Hey cHEwY gum gums
One of the best things about being an author is visiting schools across Australia. I’d say that my first point of contact with a school is with the teacher-librarian and the first place I end up at (apart from the toilet if it’s been a long journey haha), is the library.
Many libraries are at the centre of the school for a reason, they are the heart of a school. But it’s a teacher-librarian (TL) who keeps that heart pumping.
I’ve seen libraries of all sizes, from large multi-story buildings to ones the size of a classroom. Honestly, the size doesn’t really matter. It’s how the library is being used. Only a TL can really unlock the true potential of a library for a school. I’ve been to a recent high school where all of their books were kept in a tiny, crammed room, because the computers were hogging the main room. Thankfully the TLs are moving back into the larger room, along with more shelves for the books. A proactive TL have sometimes been the difference between an excellent or average school visit.
A lot has been said about what impact a TL and library can do for kids’ literacy rates, but I think that’s not the only way we should measure a TL’s value. You see a TL has many powers, and one of them is hyping up books. They sell the idea of reading to kids. Sometimes they do this by reading part of a book, show off the latest books or through initiatives like CBCA Book Week celebrations or NSW Premier’s Reading Challenge. It might be a dazzling book display that gets a kid to pick up a book and give it a go. They could organise an author or illustrator to visit their school, so they can read their back catalogue to hype up the kids.

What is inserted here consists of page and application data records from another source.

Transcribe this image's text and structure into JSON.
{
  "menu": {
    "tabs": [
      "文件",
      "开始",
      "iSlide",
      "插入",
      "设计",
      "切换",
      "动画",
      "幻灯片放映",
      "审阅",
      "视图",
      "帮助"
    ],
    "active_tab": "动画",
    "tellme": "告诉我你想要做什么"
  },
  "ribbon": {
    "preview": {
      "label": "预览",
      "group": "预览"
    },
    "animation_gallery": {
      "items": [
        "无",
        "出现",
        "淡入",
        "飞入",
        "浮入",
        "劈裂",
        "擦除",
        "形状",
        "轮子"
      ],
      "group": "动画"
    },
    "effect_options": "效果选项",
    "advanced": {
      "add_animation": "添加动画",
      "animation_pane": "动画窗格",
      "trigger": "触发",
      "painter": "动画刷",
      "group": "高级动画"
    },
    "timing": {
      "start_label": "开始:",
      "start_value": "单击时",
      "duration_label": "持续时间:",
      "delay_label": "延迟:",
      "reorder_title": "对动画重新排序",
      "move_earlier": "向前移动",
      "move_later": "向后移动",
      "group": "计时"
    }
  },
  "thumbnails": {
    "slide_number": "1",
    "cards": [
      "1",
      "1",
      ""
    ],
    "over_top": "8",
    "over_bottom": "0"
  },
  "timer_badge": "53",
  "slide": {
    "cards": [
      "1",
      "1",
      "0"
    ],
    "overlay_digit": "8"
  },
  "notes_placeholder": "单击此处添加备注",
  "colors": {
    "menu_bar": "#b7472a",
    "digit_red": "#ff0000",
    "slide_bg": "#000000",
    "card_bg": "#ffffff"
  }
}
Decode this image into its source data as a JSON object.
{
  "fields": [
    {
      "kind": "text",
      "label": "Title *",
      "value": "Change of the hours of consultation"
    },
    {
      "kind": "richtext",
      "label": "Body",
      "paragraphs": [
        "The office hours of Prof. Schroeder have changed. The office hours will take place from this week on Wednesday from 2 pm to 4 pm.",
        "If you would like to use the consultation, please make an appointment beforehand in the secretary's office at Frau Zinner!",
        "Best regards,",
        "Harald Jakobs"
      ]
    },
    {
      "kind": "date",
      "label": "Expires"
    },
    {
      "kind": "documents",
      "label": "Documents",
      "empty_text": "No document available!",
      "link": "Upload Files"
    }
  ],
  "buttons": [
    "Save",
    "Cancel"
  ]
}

I’ve seen a shift in libraries over the years, in the way they’ve been designed. They’re not the dark dungeon-like rooms of yesteryear. They have plenty of areas to sit and lounge around. You can actually talk in a library these days haha. I think this shift is because we need to start looking at books and reading as something to do for enjoyment. Books are entertainment on the same level as games and sports.
Books have a lot to competition these days to catch a kid’s attention, but a TL can cut through all the dazzling bright screens and gadgets with a genuine recommendation of a book. You’ll always have lifelong bookworms like me in every school, but not everyone is born a bookworm. Some are made into one. I’m sure every TL would have a story about reluctant readers who would sneak in and ask for a book for the first time ever. Now they might just borrow that book once and never do it again. But you never know. That’s the beauty of books, all you need is a hook to draw people in.

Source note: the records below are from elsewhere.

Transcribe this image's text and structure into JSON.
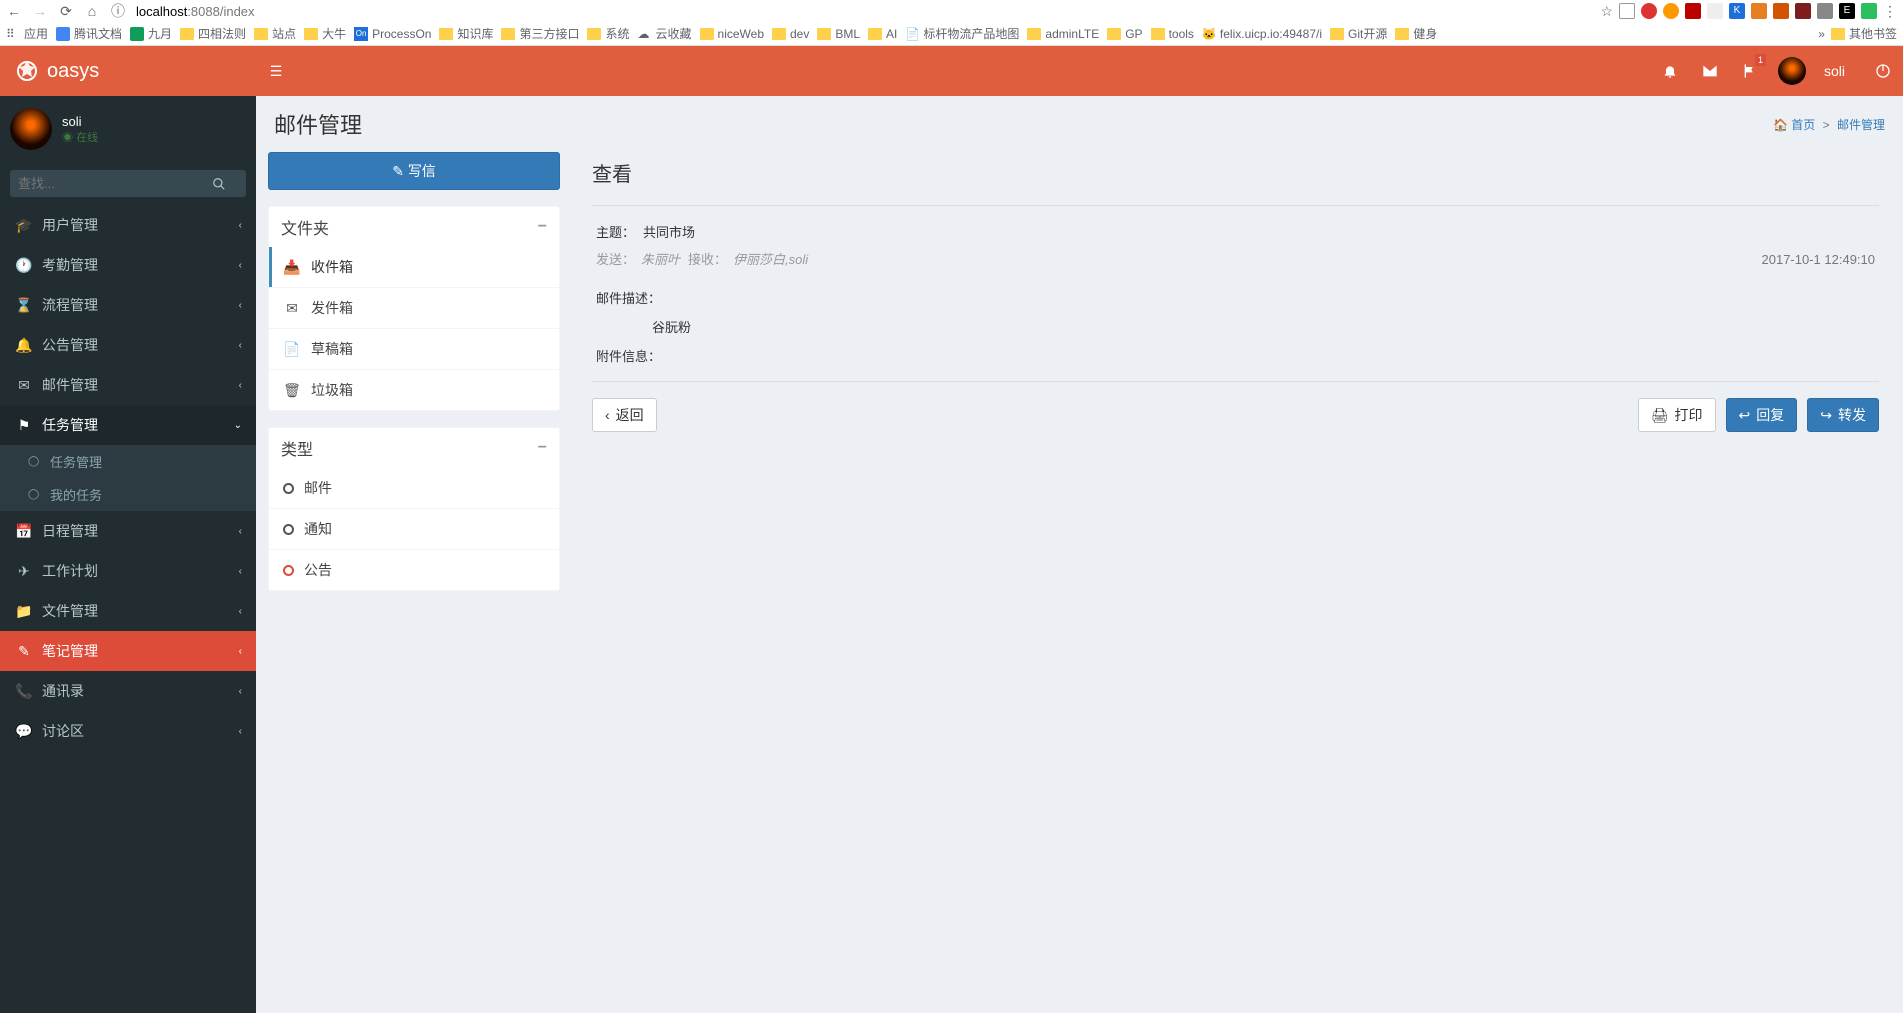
{
  "browser": {
    "url_prefix": "localhost",
    "url_suffix": ":8088/index",
    "bookmarks": [
      "应用",
      "腾讯文档",
      "九月",
      "四相法则",
      "站点",
      "大牛",
      "ProcessOn",
      "知识库",
      "第三方接口",
      "系统",
      "云收藏",
      "niceWeb",
      "dev",
      "BML",
      "AI",
      "标杆物流产品地图",
      "adminLTE",
      "GP",
      "tools",
      "felix.uicp.io:49487/i",
      "Git开源",
      "健身"
    ],
    "bookmarks_more": "其他书签"
  },
  "header": {
    "brand": "oasys",
    "username": "soli",
    "flag_badge": "1"
  },
  "sidebar_user": {
    "name": "soli",
    "status": "在线"
  },
  "search": {
    "placeholder": "查找..."
  },
  "menu": {
    "items": [
      {
        "icon": "graduation",
        "label": "用户管理"
      },
      {
        "icon": "clock",
        "label": "考勤管理"
      },
      {
        "icon": "hourglass",
        "label": "流程管理"
      },
      {
        "icon": "bell",
        "label": "公告管理"
      },
      {
        "icon": "envelope",
        "label": "邮件管理"
      },
      {
        "icon": "flag",
        "label": "任务管理",
        "open": true,
        "children": [
          {
            "label": "任务管理"
          },
          {
            "label": "我的任务"
          }
        ]
      },
      {
        "icon": "calendar",
        "label": "日程管理"
      },
      {
        "icon": "plane",
        "label": "工作计划"
      },
      {
        "icon": "folder",
        "label": "文件管理"
      },
      {
        "icon": "edit",
        "label": "笔记管理",
        "active": true
      },
      {
        "icon": "phone",
        "label": "通讯录"
      },
      {
        "icon": "comment",
        "label": "讨论区"
      }
    ]
  },
  "page": {
    "title": "邮件管理",
    "breadcrumb_home": "首页",
    "breadcrumb_current": "邮件管理"
  },
  "compose": {
    "label": "写信"
  },
  "folders": {
    "title": "文件夹",
    "items": [
      {
        "icon": "inbox",
        "label": "收件箱",
        "active": true
      },
      {
        "icon": "envelope",
        "label": "发件箱"
      },
      {
        "icon": "file",
        "label": "草稿箱"
      },
      {
        "icon": "trash",
        "label": "垃圾箱"
      }
    ]
  },
  "types": {
    "title": "类型",
    "items": [
      {
        "color": "dark",
        "label": "邮件"
      },
      {
        "color": "dark",
        "label": "通知"
      },
      {
        "color": "red",
        "label": "公告"
      }
    ]
  },
  "view": {
    "title": "查看",
    "subject_label": "主题：",
    "subject": "共同市场",
    "send_label": "发送：",
    "sender": "朱丽叶",
    "recv_label": "接收：",
    "recipients": "伊丽莎白,soli",
    "timestamp": "2017-10-1 12:49:10",
    "desc_label": "邮件描述：",
    "desc_body": "谷朊粉",
    "attach_label": "附件信息："
  },
  "actions": {
    "back": "返回",
    "print": "打印",
    "reply": "回复",
    "forward": "转发"
  }
}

You may never be able to prove a library’s worth with facts and figures. Sometimes you just need to hang around the kids and experience it first hand. I can walk around, ask kids about what they’re reading, and get a taste of the bookish culture at a school. I don’t expect a school full of bookworms. Yet you can’t rely on teachers to push reading on their own. Quiet Reading time could be a drag for some kids, if they don’t care about what they read. If only there was someone at the school, whose sole purpose is to read and promote reading for fun.

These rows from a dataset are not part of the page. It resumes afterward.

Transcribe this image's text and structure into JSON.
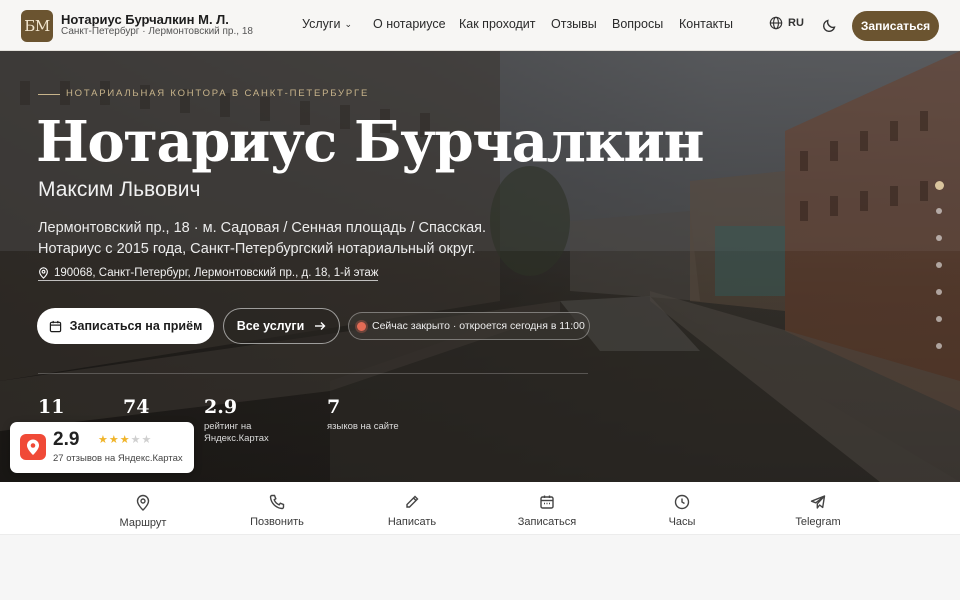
{
  "header": {
    "logo_text": "БМ",
    "title": "Нотариус Бурчалкин М. Л.",
    "subtitle": "Санкт-Петербург · Лермонтовский пр., 18",
    "nav": [
      {
        "label": "Услуги",
        "has_dropdown": true
      },
      {
        "label": "О нотариусе"
      },
      {
        "label": "Как проходит"
      },
      {
        "label": "Отзывы"
      },
      {
        "label": "Вопросы"
      },
      {
        "label": "Контакты"
      }
    ],
    "lang": "RU",
    "cta": "Записаться"
  },
  "hero": {
    "eyebrow": "Нотариальная контора в Санкт-Петербурге",
    "title": "Нотариус Бурчалкин",
    "subtitle": "Максим Львович",
    "desc_line1": "Лермонтовский пр., 18 · м. Садовая / Сенная площадь / Спасская.",
    "desc_line2": "Нотариус с 2015 года, Санкт-Петербургский нотариальный округ.",
    "address": "190068, Санкт-Петербург, Лермонтовский пр., д. 18, 1-й этаж",
    "btn_primary": "Записаться на приём",
    "btn_secondary": "Все услуги",
    "status": "Сейчас закрыто · откроется сегодня в 11:00",
    "stats": [
      {
        "value": "11",
        "label": ""
      },
      {
        "value": "74",
        "label": ""
      },
      {
        "value": "2.9",
        "label": "рейтинг на Яндекс.Картах"
      },
      {
        "value": "7",
        "label": "языков на сайте"
      }
    ],
    "slides": {
      "count": 7,
      "active": 1
    }
  },
  "yandex": {
    "score": "2.9",
    "rating": 2.9,
    "stars_max": 5,
    "reviews": "27 отзывов на Яндекс.Картах"
  },
  "actions": [
    {
      "label": "Маршрут",
      "icon": "map-pin-icon"
    },
    {
      "label": "Позвонить",
      "icon": "phone-icon"
    },
    {
      "label": "Написать",
      "icon": "pencil-icon"
    },
    {
      "label": "Записаться",
      "icon": "calendar-icon"
    },
    {
      "label": "Часы",
      "icon": "clock-icon"
    },
    {
      "label": "Telegram",
      "icon": "telegram-icon"
    }
  ],
  "colors": {
    "brand": "#6b5430",
    "accent_gold": "#c8b48b",
    "status_closed": "#e36b55",
    "yandex_red": "#f04a37",
    "star": "#f0b429"
  }
}
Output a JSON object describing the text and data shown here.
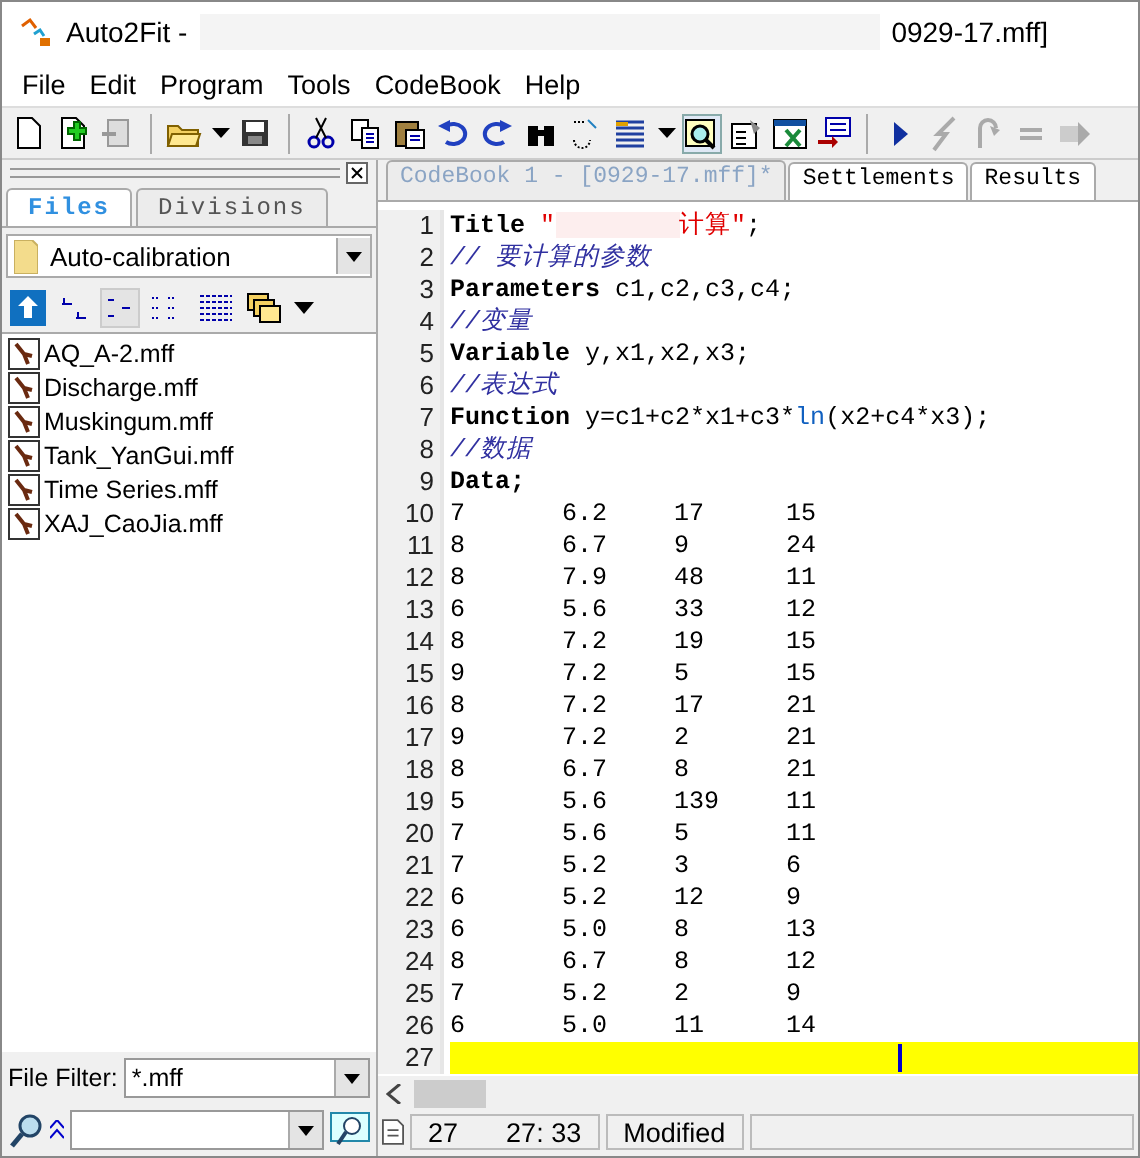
{
  "window": {
    "title": "Auto2Fit -",
    "title_tail": "0929-17.mff]"
  },
  "menu": [
    "File",
    "Edit",
    "Program",
    "Tools",
    "CodeBook",
    "Help"
  ],
  "side_panel": {
    "tabs": [
      {
        "label": "Files",
        "selected": true
      },
      {
        "label": "Divisions",
        "selected": false
      }
    ],
    "folder": "Auto-calibration",
    "files": [
      "AQ_A-2.mff",
      "Discharge.mff",
      "Muskingum.mff",
      "Tank_YanGui.mff",
      "Time Series.mff",
      "XAJ_CaoJia.mff"
    ],
    "filter_label": "File Filter:",
    "filter_value": "*.mff"
  },
  "editor": {
    "tabs": [
      {
        "label": "CodeBook 1 - [0929-17.mff]*",
        "selected": true
      },
      {
        "label": "Settlements",
        "selected": false
      },
      {
        "label": "Results",
        "selected": false
      }
    ],
    "lines": [
      {
        "number": "1",
        "kind": "code",
        "current": false,
        "tokens": [
          {
            "kind": "kw",
            "text": "Title "
          },
          {
            "kind": "str",
            "text": "\""
          },
          {
            "kind": "blur"
          },
          {
            "kind": "str",
            "text": "计算"
          },
          {
            "kind": "str",
            "text": "\""
          },
          {
            "kind": "plain",
            "text": ";"
          }
        ]
      },
      {
        "number": "2",
        "kind": "code",
        "current": false,
        "tokens": [
          {
            "kind": "comment",
            "text": "// 要计算的参数"
          }
        ]
      },
      {
        "number": "3",
        "kind": "code",
        "current": false,
        "tokens": [
          {
            "kind": "kw",
            "text": "Parameters "
          },
          {
            "kind": "plain",
            "text": "c1,c2,c3,c4;"
          }
        ]
      },
      {
        "number": "4",
        "kind": "code",
        "current": false,
        "tokens": [
          {
            "kind": "comment",
            "text": "//变量"
          }
        ]
      },
      {
        "number": "5",
        "kind": "code",
        "current": false,
        "tokens": [
          {
            "kind": "kw",
            "text": "Variable "
          },
          {
            "kind": "plain",
            "text": "y,x1,x2,x3;"
          }
        ]
      },
      {
        "number": "6",
        "kind": "code",
        "current": false,
        "tokens": [
          {
            "kind": "comment",
            "text": "//表达式"
          }
        ]
      },
      {
        "number": "7",
        "kind": "code",
        "current": false,
        "tokens": [
          {
            "kind": "kw",
            "text": "Function "
          },
          {
            "kind": "plain",
            "text": "y=c1+c2*x1+c3*"
          },
          {
            "kind": "fn",
            "text": "ln"
          },
          {
            "kind": "plain",
            "text": "(x2+c4*x3);"
          }
        ]
      },
      {
        "number": "8",
        "kind": "code",
        "current": false,
        "tokens": [
          {
            "kind": "comment",
            "text": "//数据"
          }
        ]
      },
      {
        "number": "9",
        "kind": "code",
        "current": false,
        "tokens": [
          {
            "kind": "kw",
            "text": "Data;"
          }
        ]
      },
      {
        "number": "10",
        "kind": "data",
        "current": false,
        "values": [
          "7",
          "6.2",
          "17",
          "15"
        ]
      },
      {
        "number": "11",
        "kind": "data",
        "current": false,
        "values": [
          "8",
          "6.7",
          "9",
          "24"
        ]
      },
      {
        "number": "12",
        "kind": "data",
        "current": false,
        "values": [
          "8",
          "7.9",
          "48",
          "11"
        ]
      },
      {
        "number": "13",
        "kind": "data",
        "current": false,
        "values": [
          "6",
          "5.6",
          "33",
          "12"
        ]
      },
      {
        "number": "14",
        "kind": "data",
        "current": false,
        "values": [
          "8",
          "7.2",
          "19",
          "15"
        ]
      },
      {
        "number": "15",
        "kind": "data",
        "current": false,
        "values": [
          "9",
          "7.2",
          "5",
          "15"
        ]
      },
      {
        "number": "16",
        "kind": "data",
        "current": false,
        "values": [
          "8",
          "7.2",
          "17",
          "21"
        ]
      },
      {
        "number": "17",
        "kind": "data",
        "current": false,
        "values": [
          "9",
          "7.2",
          "2",
          "21"
        ]
      },
      {
        "number": "18",
        "kind": "data",
        "current": false,
        "values": [
          "8",
          "6.7",
          "8",
          "21"
        ]
      },
      {
        "number": "19",
        "kind": "data",
        "current": false,
        "values": [
          "5",
          "5.6",
          "139",
          "11"
        ]
      },
      {
        "number": "20",
        "kind": "data",
        "current": false,
        "values": [
          "7",
          "5.6",
          "5",
          "11"
        ]
      },
      {
        "number": "21",
        "kind": "data",
        "current": false,
        "values": [
          "7",
          "5.2",
          "3",
          "6"
        ]
      },
      {
        "number": "22",
        "kind": "data",
        "current": false,
        "values": [
          "6",
          "5.2",
          "12",
          "9"
        ]
      },
      {
        "number": "23",
        "kind": "data",
        "current": false,
        "values": [
          "6",
          "5.0",
          "8",
          "13"
        ]
      },
      {
        "number": "24",
        "kind": "data",
        "current": false,
        "values": [
          "8",
          "6.7",
          "8",
          "12"
        ]
      },
      {
        "number": "25",
        "kind": "data",
        "current": false,
        "values": [
          "7",
          "5.2",
          "2",
          "9"
        ]
      },
      {
        "number": "26",
        "kind": "data",
        "current": false,
        "values": [
          "6",
          "5.0",
          "11",
          "14"
        ]
      },
      {
        "number": "27",
        "kind": "blank",
        "current": true
      }
    ]
  },
  "status_bar": {
    "line": "27",
    "position": "27: 33",
    "state": "Modified"
  }
}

When kids ask me who inspired me to be a writer, I always mention my teacher-librarian. I tell kids to give them a hug because they don’t know how lucky they are to have one. Hopefully there will come a day where every single school will get to experience that feeling.